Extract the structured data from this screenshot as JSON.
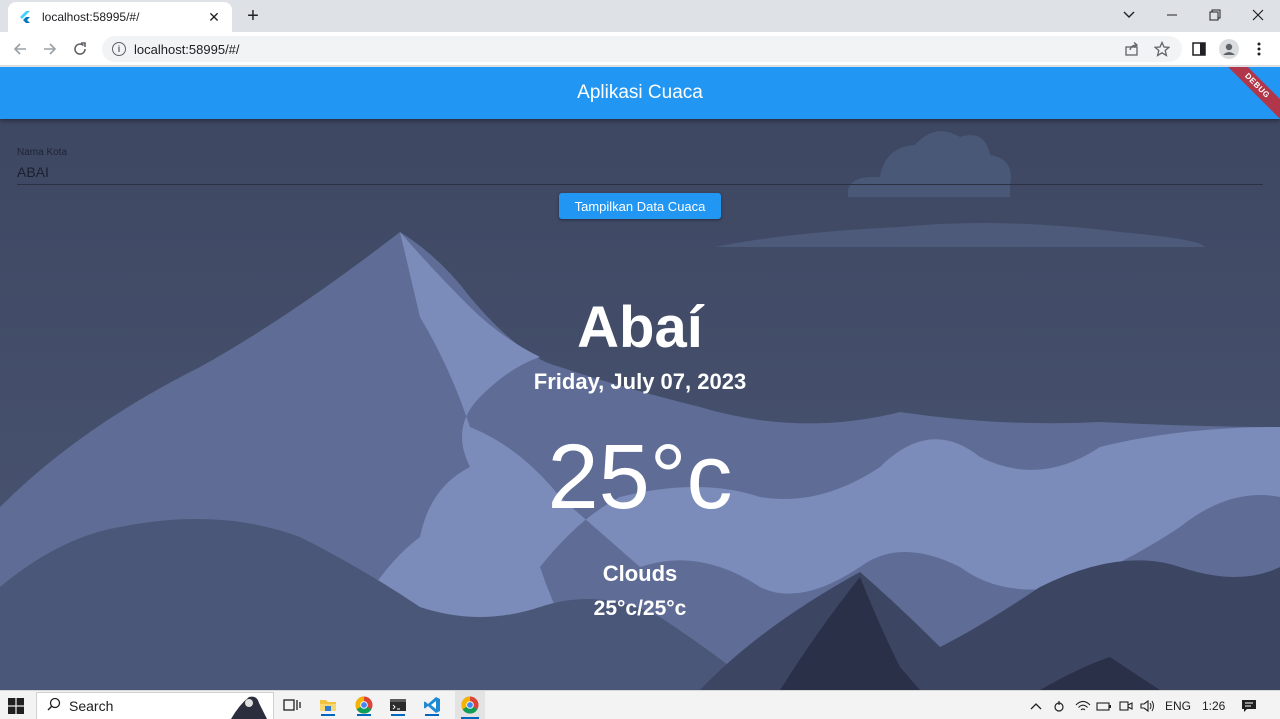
{
  "browser": {
    "tab_title": "localhost:58995/#/",
    "tab_close": "✕",
    "new_tab": "+",
    "url": "localhost:58995/#/"
  },
  "app": {
    "title": "Aplikasi Cuaca",
    "debug_banner": "DEBUG",
    "city_field_label": "Nama Kota",
    "city_field_value": "ABAI",
    "show_button_label": "Tampilkan Data Cuaca",
    "city_name": "Abaí",
    "date": "Friday, July 07, 2023",
    "temperature": "25°c",
    "condition": "Clouds",
    "temp_range": "25°c/25°c",
    "colors": {
      "appbar": "#2196f3",
      "button": "#2196f3",
      "debug": "#b1364a",
      "sky": "#3d4660"
    }
  },
  "taskbar": {
    "search_label": "Search",
    "language": "ENG",
    "time": "1:26"
  }
}
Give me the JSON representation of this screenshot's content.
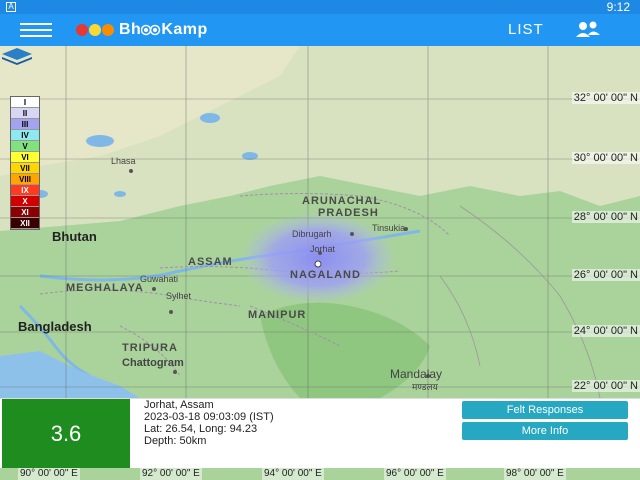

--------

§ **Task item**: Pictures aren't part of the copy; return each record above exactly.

§ **Answer below**:
Extract the structured data from this screenshot as JSON.
{
  "browser": {
    "tab_title": "localhost:58995/#/",
    "tab_close": "✕",
    "new_tab": "+",
    "url": "localhost:58995/#/"
  },
  "app": {
    "title": "Aplikasi Cuaca",
    "debug_banner": "DEBUG",
    "city_field_label": "Nama Kota",
    "city_field_value": "ABAI",
    "show_button_label": "Tampilkan Data Cuaca",
    "city_name": "Abaí",
    "date": "Friday, July 07, 2023",
    "temperature": "25°c",
    "condition": "Clouds",
    "temp_range": "25°c/25°c",
    "colors": {
      "appbar": "#2196f3",
      "button": "#2196f3",
      "debug": "#b1364a",
      "sky": "#3d4660"
    }
  },
  "taskbar": {
    "search_label": "Search",
    "language": "ENG",
    "time": "1:26"
  }
}
Give me the JSON representation of this screenshot's content.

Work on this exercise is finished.